Yesterday’s daf introduced us to a case where a woman’s father promises a dowry to his daughter, but then cannot pay his son-in-law. As we saw, in such a case there is a disagreement between the Tanna Kamma and Admon. According to the Tanna Kamma, the wife will remain in limbo forever, while according to Admon – whose opinion is accepted as the halakha – the wife may argue that she is not responsible for her father’s financial issues and demand that her husband either accept her or divorce her.
Tosafot bring the question that many of the rishonim ask: Why should the woman suffer because her father is not paying? If the father obligated himself, then it should be the responsibility of the court to force him to pay what he owes.
The Ritva points out that this question only applies according to those opinions that understand the expression pashat lo et ha-regel to mean that the father refuses to pay. If the father cannot pay because he has no money, the court can hardly force him to pay what he does not have. Still, according to the other approach, why doesn’t the court obligate him to pay and solve the problem? This question is especially powerful because of the ruling of Rav Giddel, which we studied earlier, that even verbal agreements on the financial arrangements surrounding a marriage are binding (see Ketubot 102).
The Rashbam explains that the agreement is only binding if the wedding took place immediately after it was made, which clearly is not the case in our story. According to the Talmud Yerushalmi, Rav Giddel’s ruling applies only to a first marriage, and our Mishna must be talking about a subsequent marriage.

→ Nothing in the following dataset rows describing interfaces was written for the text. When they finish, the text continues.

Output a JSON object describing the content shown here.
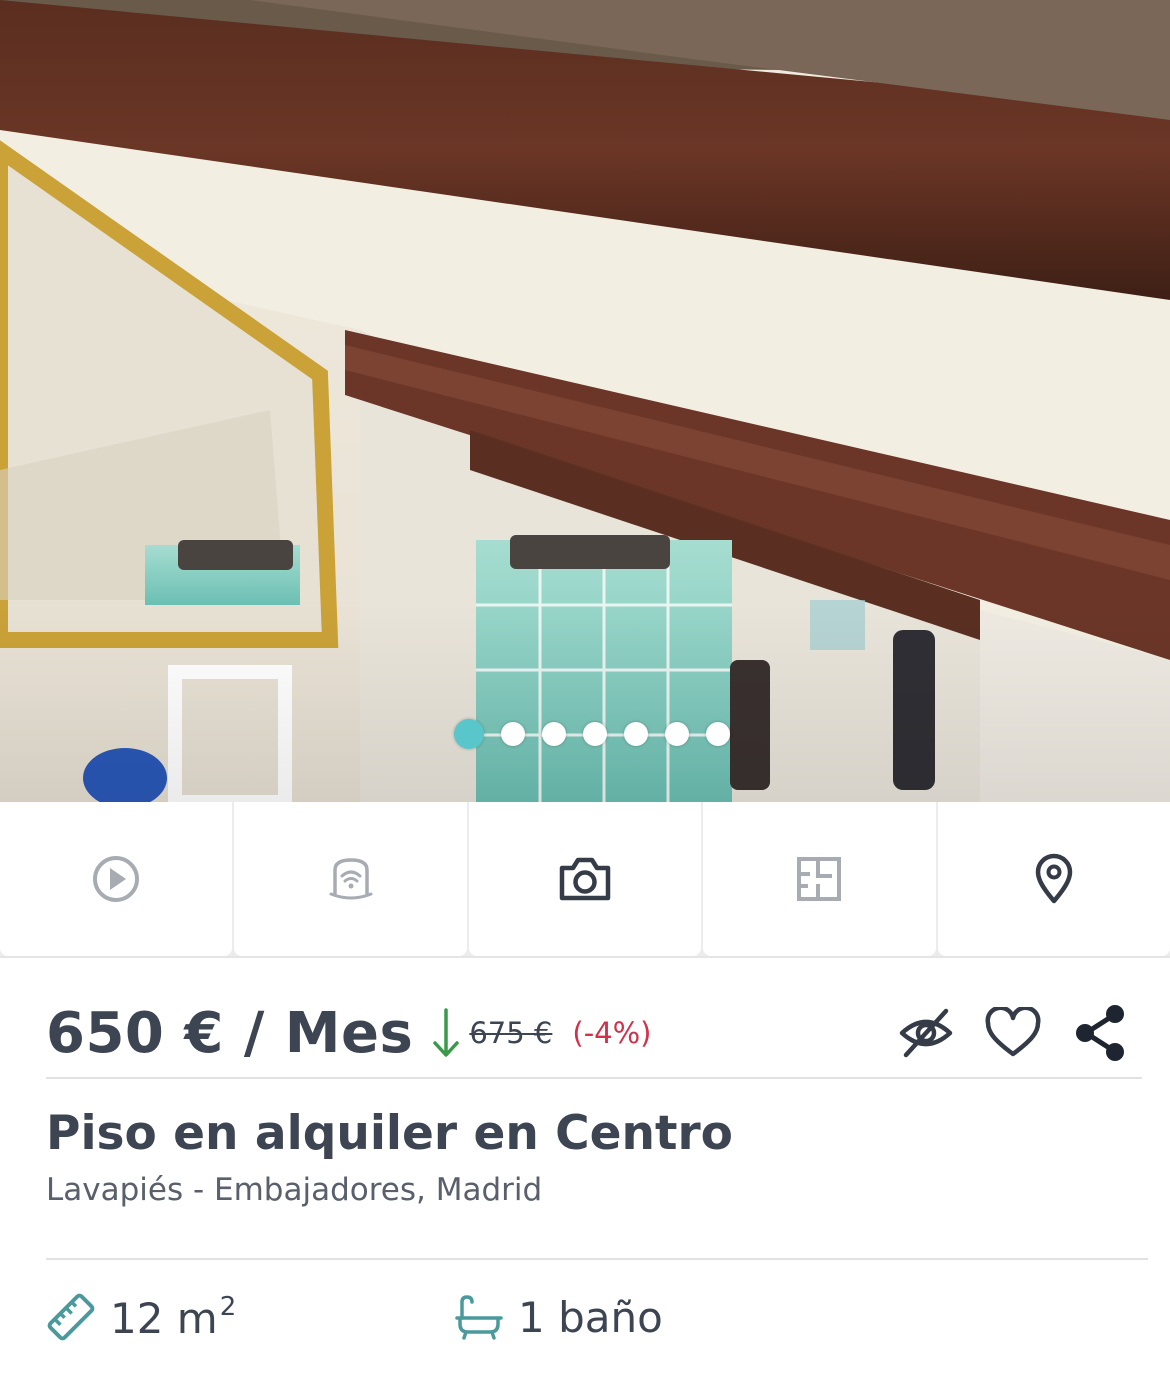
{
  "gallery": {
    "photo_count": 7,
    "active_index": 0
  },
  "media_tabs": [
    {
      "name": "video",
      "icon": "play-circle-icon"
    },
    {
      "name": "virtual-tour",
      "icon": "360-tour-icon"
    },
    {
      "name": "photos",
      "icon": "camera-icon",
      "active": true
    },
    {
      "name": "floor-plan",
      "icon": "floor-plan-icon"
    },
    {
      "name": "map",
      "icon": "map-pin-icon"
    }
  ],
  "listing": {
    "price": "650 € / Mes",
    "old_price": "675 €",
    "discount": "(-4%)",
    "title": "Piso en alquiler en Centro",
    "location": "Lavapiés - Embajadores, Madrid",
    "area_value": "12 m",
    "area_unit_sup": "2",
    "bathrooms": "1 baño"
  },
  "actions": {
    "hide_icon": "eye-off-icon",
    "favorite_icon": "heart-icon",
    "share_icon": "share-icon"
  },
  "colors": {
    "accent": "#59c6cc",
    "price_text": "#3d4452",
    "discount": "#d0314b",
    "price_drop_arrow": "#3a9a4a",
    "feature_icon": "#4a9a9c"
  }
}
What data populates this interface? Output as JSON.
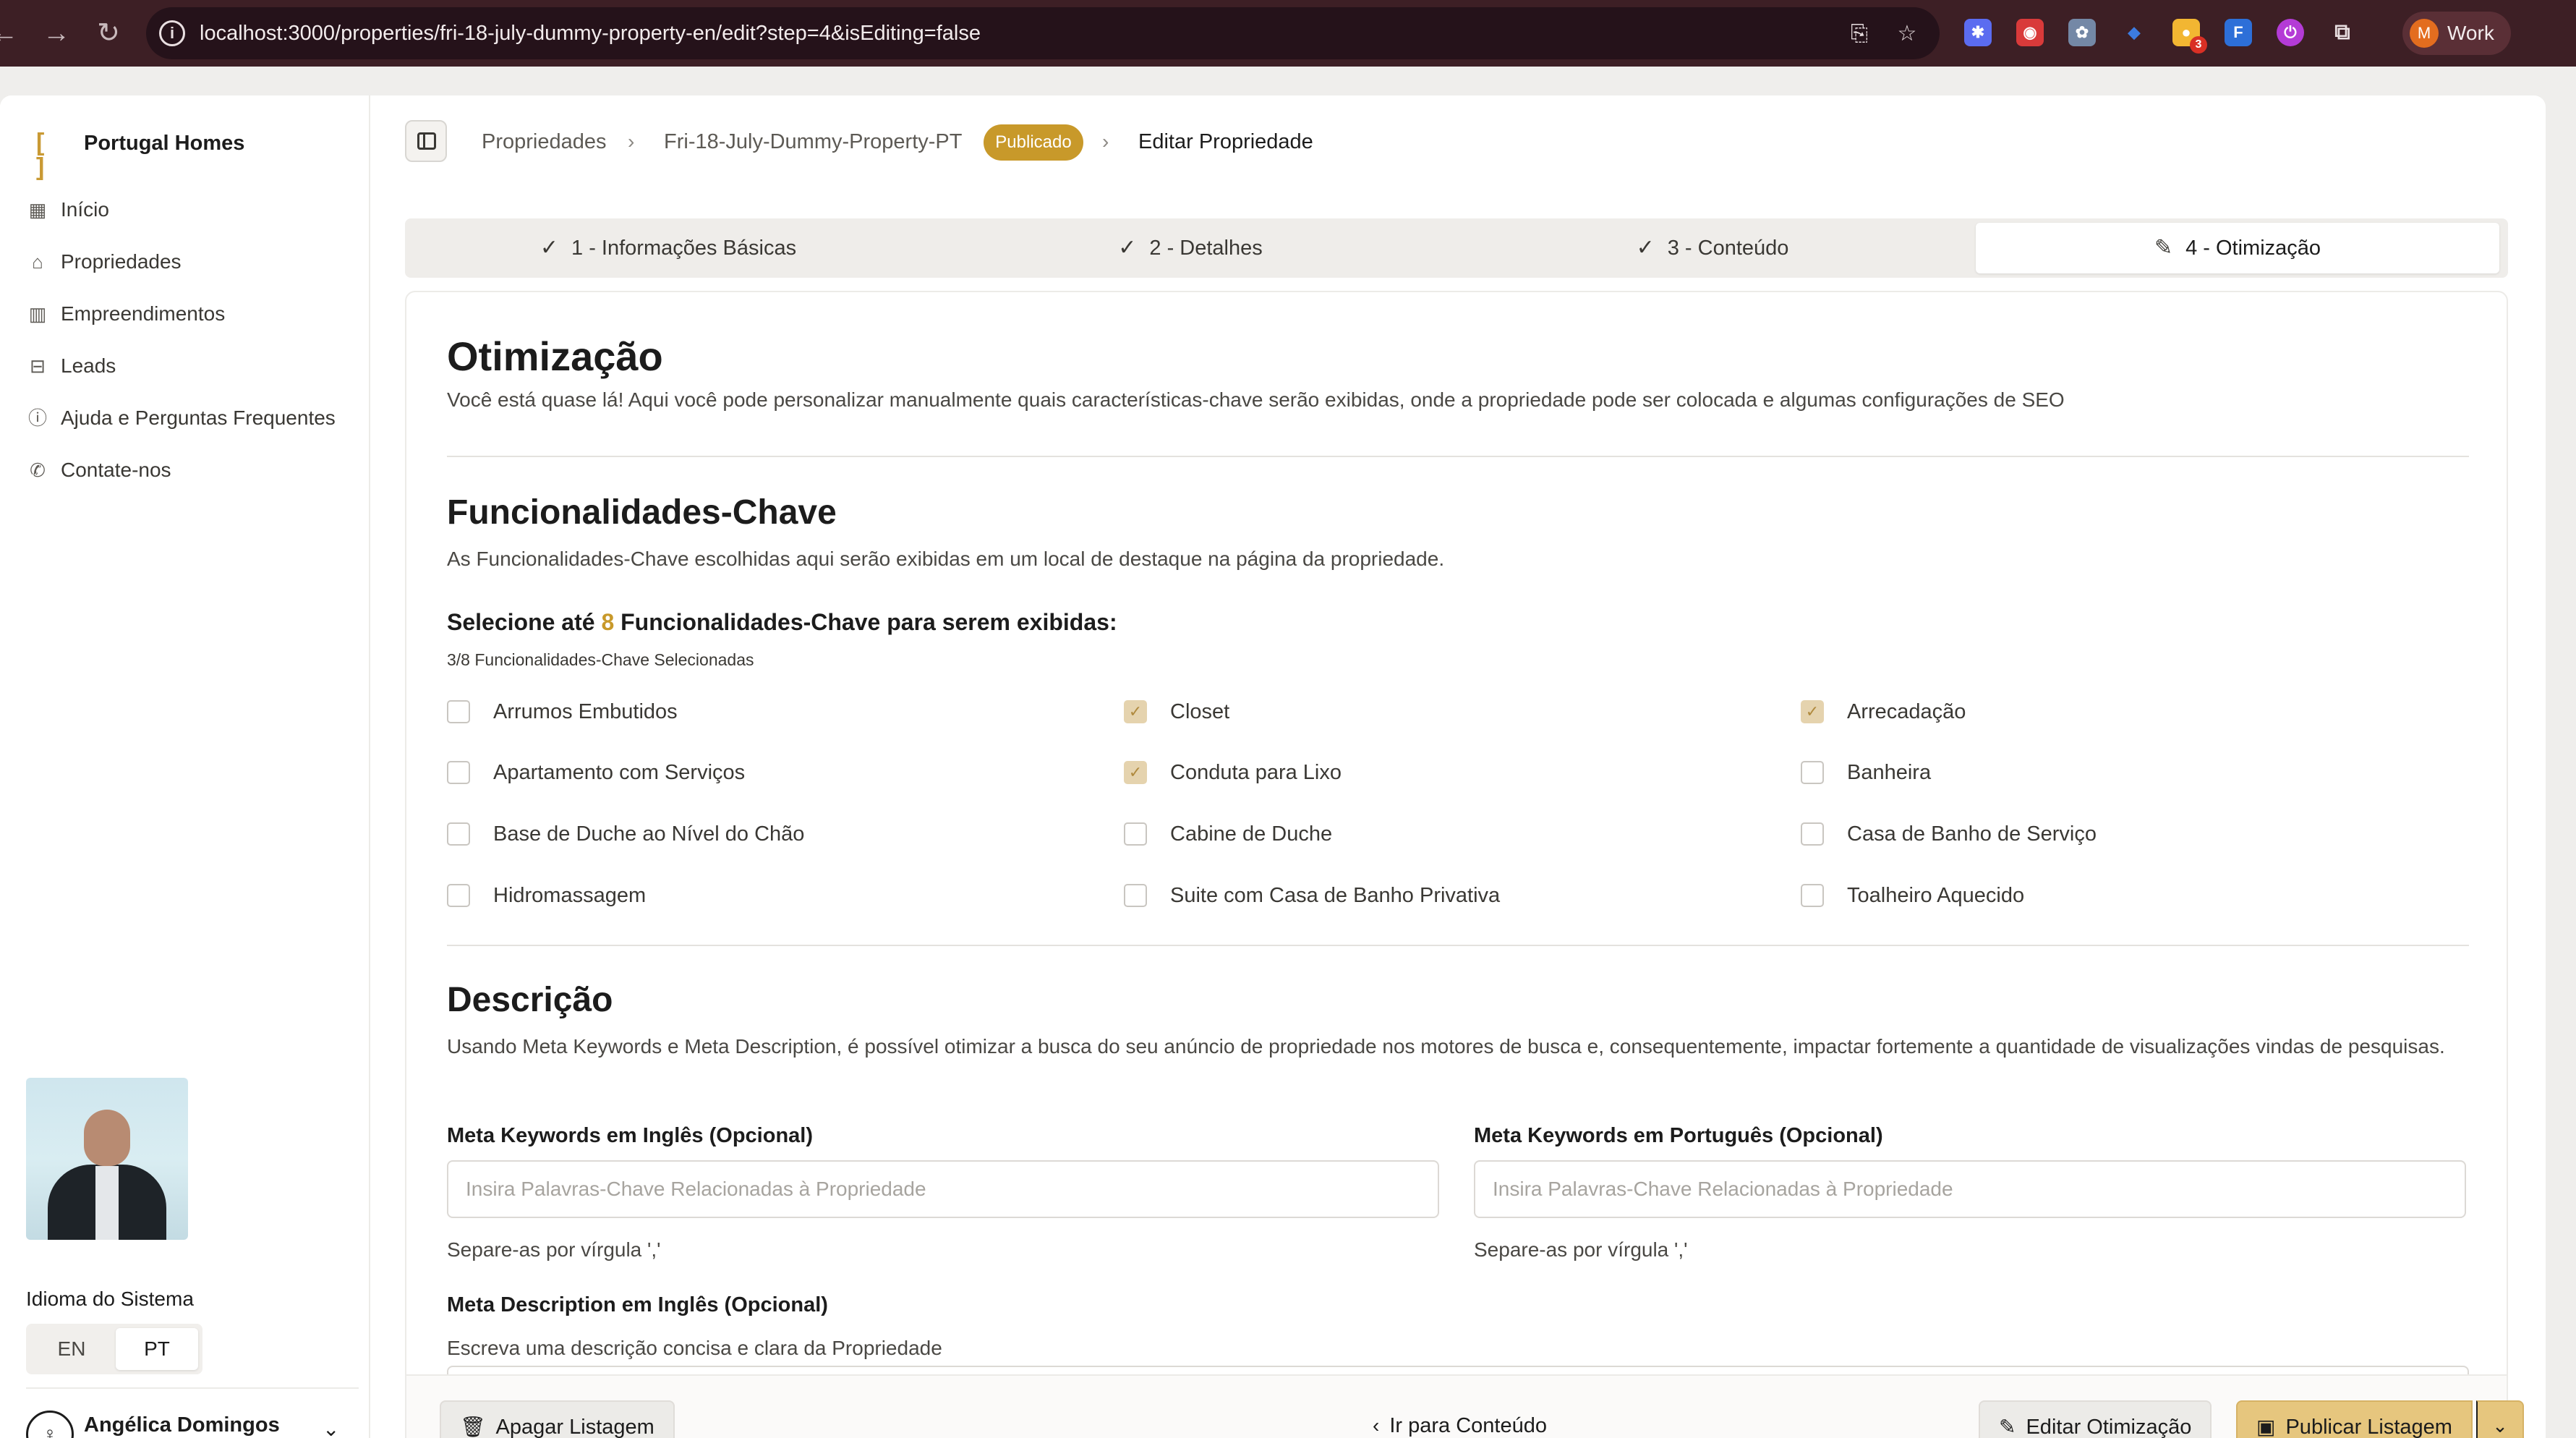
{
  "browser": {
    "url": "localhost:3000/properties/fri-18-july-dummy-property-en/edit?step=4&isEditing=false",
    "back_icon": "arrow-left-icon",
    "forward_icon": "arrow-right-icon",
    "reload_icon": "reload-icon",
    "extension_badge": "3",
    "profile_initial": "M",
    "profile_name": "Work"
  },
  "sidebar": {
    "brand": "Portugal Homes",
    "items": [
      {
        "label": "Início",
        "icon": "grid-icon"
      },
      {
        "label": "Propriedades",
        "icon": "home-icon"
      },
      {
        "label": "Empreendimentos",
        "icon": "building-icon"
      },
      {
        "label": "Leads",
        "icon": "inbox-icon"
      },
      {
        "label": "Ajuda e Perguntas Frequentes",
        "icon": "help-icon"
      },
      {
        "label": "Contate-nos",
        "icon": "phone-icon"
      }
    ],
    "language_title": "Idioma do Sistema",
    "language_options": [
      "EN",
      "PT"
    ],
    "language_selected": "PT",
    "user_name": "Angélica Domingos"
  },
  "breadcrumb": {
    "items": [
      "Propriedades",
      "Fri-18-July-Dummy-Property-PT",
      "Editar Propriedade"
    ],
    "status_badge": "Publicado"
  },
  "steps": [
    {
      "label": "1 - Informações Básicas",
      "state": "done"
    },
    {
      "label": "2 - Detalhes",
      "state": "done"
    },
    {
      "label": "3 - Conteúdo",
      "state": "done"
    },
    {
      "label": "4 - Otimização",
      "state": "active"
    }
  ],
  "optimization": {
    "title": "Otimização",
    "subtitle": "Você está quase lá! Aqui você pode personalizar manualmente quais características-chave serão exibidas, onde a propriedade pode ser colocada e algumas configurações de SEO"
  },
  "key_features": {
    "title": "Funcionalidades-Chave",
    "description": "As Funcionalidades-Chave escolhidas aqui serão exibidas em um local de destaque na página da propriedade.",
    "select_prefix": "Selecione até ",
    "select_max": "8",
    "select_suffix": " Funcionalidades-Chave para serem exibidas:",
    "selected_count_text": "3/8 Funcionalidades-Chave Selecionadas",
    "items": [
      {
        "label": "Arrumos Embutidos",
        "checked": false
      },
      {
        "label": "Closet",
        "checked": true
      },
      {
        "label": "Arrecadação",
        "checked": true
      },
      {
        "label": "Apartamento com Serviços",
        "checked": false
      },
      {
        "label": "Conduta para Lixo",
        "checked": true
      },
      {
        "label": "Banheira",
        "checked": false
      },
      {
        "label": "Base de Duche ao Nível do Chão",
        "checked": false
      },
      {
        "label": "Cabine de Duche",
        "checked": false
      },
      {
        "label": "Casa de Banho de Serviço",
        "checked": false
      },
      {
        "label": "Hidromassagem",
        "checked": false
      },
      {
        "label": "Suite com Casa de Banho Privativa",
        "checked": false
      },
      {
        "label": "Toalheiro Aquecido",
        "checked": false
      }
    ]
  },
  "description": {
    "title": "Descrição",
    "text": "Usando Meta Keywords e Meta Description, é possível otimizar a busca do seu anúncio de propriedade nos motores de busca e, consequentemente, impactar fortemente a quantidade de visualizações vindas de pesquisas.",
    "keywords_en_label": "Meta Keywords em Inglês (Opcional)",
    "keywords_pt_label": "Meta Keywords em Português (Opcional)",
    "keywords_placeholder": "Insira Palavras-Chave Relacionadas à Propriedade",
    "keywords_en_value": "",
    "keywords_pt_value": "",
    "keywords_help": "Separe-as por vírgula ','",
    "meta_desc_en_label": "Meta Description em Inglês (Opcional)",
    "meta_desc_help": "Escreva uma descrição concisa e clara da Propriedade"
  },
  "actions": {
    "delete": "Apagar Listagem",
    "go_to_content": "Ir para Conteúdo",
    "edit_optimization": "Editar Otimização",
    "publish": "Publicar Listagem"
  },
  "colors": {
    "accent": "#c8992a",
    "checked_box": "#e5d3ae",
    "browser_frame": "#3d1f25"
  }
}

One other issue that is raised by the commentaries with regard to this case is whether we consider the father to have fulfilled his agreement if he has no money at all, since he is then viewed by the halakha as an anoos – someone who was forced by circumstance and cannot be held responsible.